Records for the task:
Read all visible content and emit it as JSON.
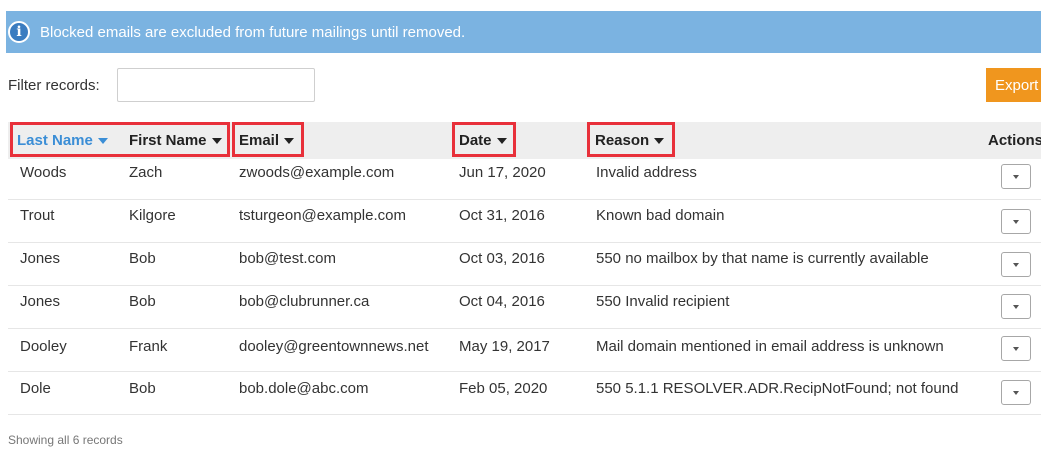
{
  "banner": {
    "icon": "info-icon",
    "icon_glyph": "i",
    "text": "Blocked emails are excluded from future mailings until removed."
  },
  "filter": {
    "label": "Filter records:",
    "value": "",
    "placeholder": ""
  },
  "export": {
    "label": "Export"
  },
  "table": {
    "headers": {
      "last_name": "Last Name",
      "first_name": "First Name",
      "email": "Email",
      "date": "Date",
      "reason": "Reason",
      "actions": "Actions"
    },
    "rows": [
      {
        "last_name": "Woods",
        "first_name": "Zach",
        "email": "zwoods@example.com",
        "date": "Jun 17, 2020",
        "reason": "Invalid address"
      },
      {
        "last_name": "Trout",
        "first_name": "Kilgore",
        "email": "tsturgeon@example.com",
        "date": "Oct 31, 2016",
        "reason": "Known bad domain"
      },
      {
        "last_name": "Jones",
        "first_name": "Bob",
        "email": "bob@test.com",
        "date": "Oct 03, 2016",
        "reason": "550 no mailbox by that name is currently available"
      },
      {
        "last_name": "Jones",
        "first_name": "Bob",
        "email": "bob@clubrunner.ca",
        "date": "Oct 04, 2016",
        "reason": "550 Invalid recipient"
      },
      {
        "last_name": "Dooley",
        "first_name": "Frank",
        "email": "dooley@greentownnews.net",
        "date": "May 19, 2017",
        "reason": "Mail domain mentioned in email address is unknown"
      },
      {
        "last_name": "Dole",
        "first_name": "Bob",
        "email": "bob.dole@abc.com",
        "date": "Feb 05, 2020",
        "reason": "550 5.1.1 RESOLVER.ADR.RecipNotFound; not found"
      }
    ]
  },
  "footer": {
    "text": "Showing all 6 records"
  },
  "colors": {
    "banner": "#7bb3e1",
    "export": "#f0961e",
    "active_sort": "#3b8ed6",
    "highlight": "#e8303a"
  }
}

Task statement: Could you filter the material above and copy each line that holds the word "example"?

Response to this task:
        "email": "zwoods@example.com",
        "email": "tsturgeon@example.com",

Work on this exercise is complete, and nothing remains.